Officials said parliamentary privilege meant the key correspondence was withheld from police when they launched a probe into the MP two years ago.
The documents are still not legally admissible - even though they were published in a Commons sleaze report on Friday.
The situation emerged after the Standards and Privileges Committee detailed how Mr MacShane knowingly submitted 19 false invoices over a four-year period. The cross-party group said the invoices were "plainly intended to deceive", branding it the "gravest case" they had dealt with.
The former Labour Europe minister pre-empted the recommended punishment of 12 months' suspension from the House by announcing his resignation as an MP on Friday night. He insisted he had not gained personally from the abuses but wanted to take "responsibility for my mistakes".
"I have been overwhelmed by messages of support for my work as an MP on a range of issues but I accept that my parliamentary career is over," he said. "I appreciate the committee's ruling that I made no personal gain and I regret my foolishness in the manner I chose to be reimbursed for work including working as the Prime Minister's personal envoy in Europe."
A senior Labour source said: "Denis has done the right thing."
Parliamentary Standards Commissioner John Lyon found the MP had entered 19 "misleading" expenses claims for research and translation services from a body called the European Policy Institute (EPI), signed by its supposed general manager. However, the institute did not exist "in this form" by the time in question and the general manager's signature was provided by Mr MacShane himself or someone else "under his authority".

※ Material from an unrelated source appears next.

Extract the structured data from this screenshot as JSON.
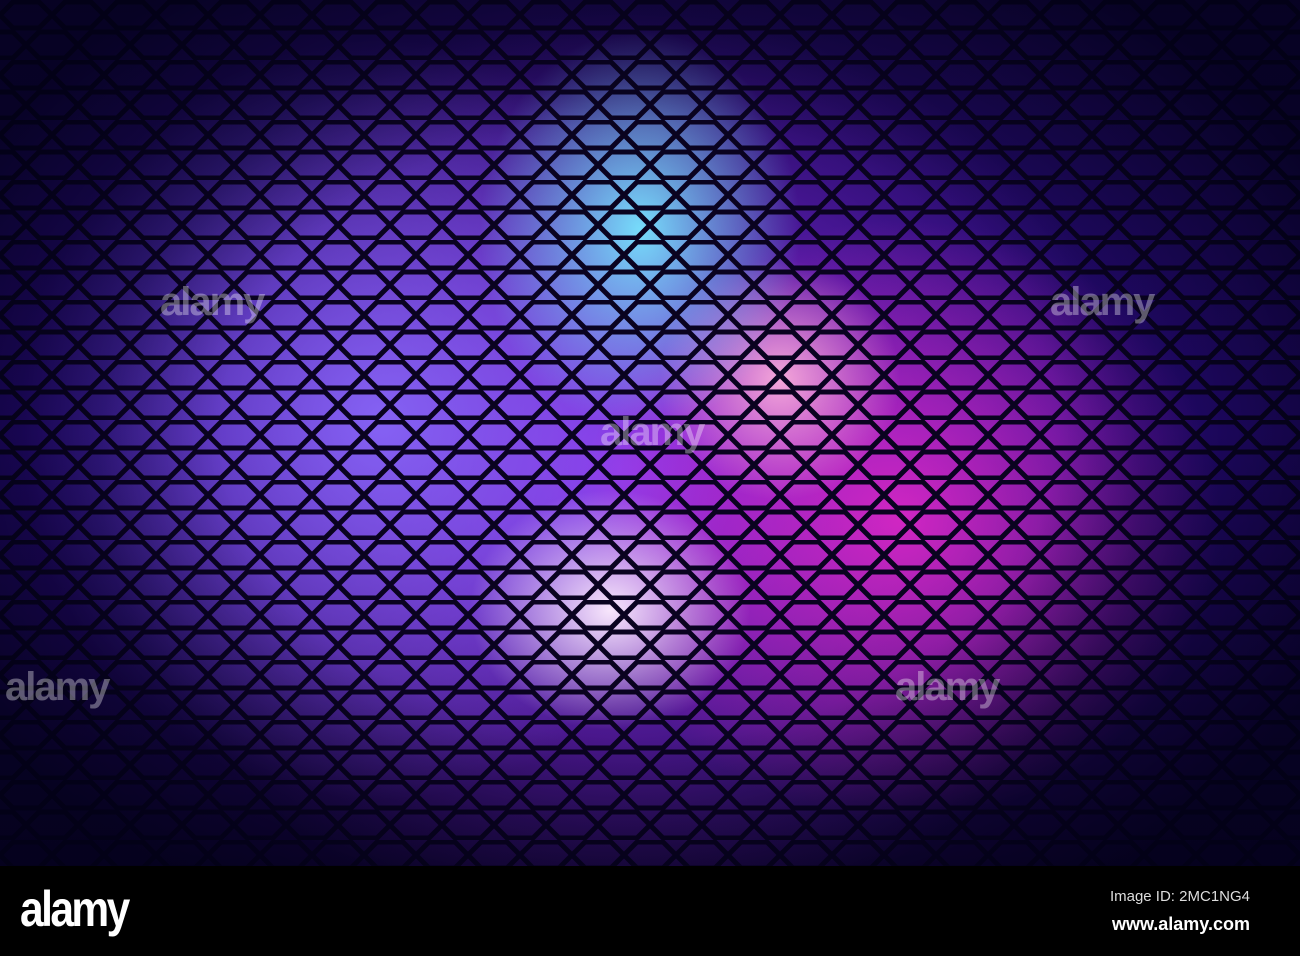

It has emerged that three years ago, at the height of the expenses scandal, MPs voted down reforms that could have made evidence such as Mr MacShane's letters admissible in court. Clause 10 of the Parliamentary Standards Bill made clear that parliamentary privilege should not knock out evidence simply because it related to "proceedings in Parliament".
However, the Commons narrowly voted to drop the measures in July 2009 amid concerns of a "chilling" effect on free speech. A Government green paper on parliamentary privilege launched in April has again suggested changing the rules to ensure such evidence is admissible.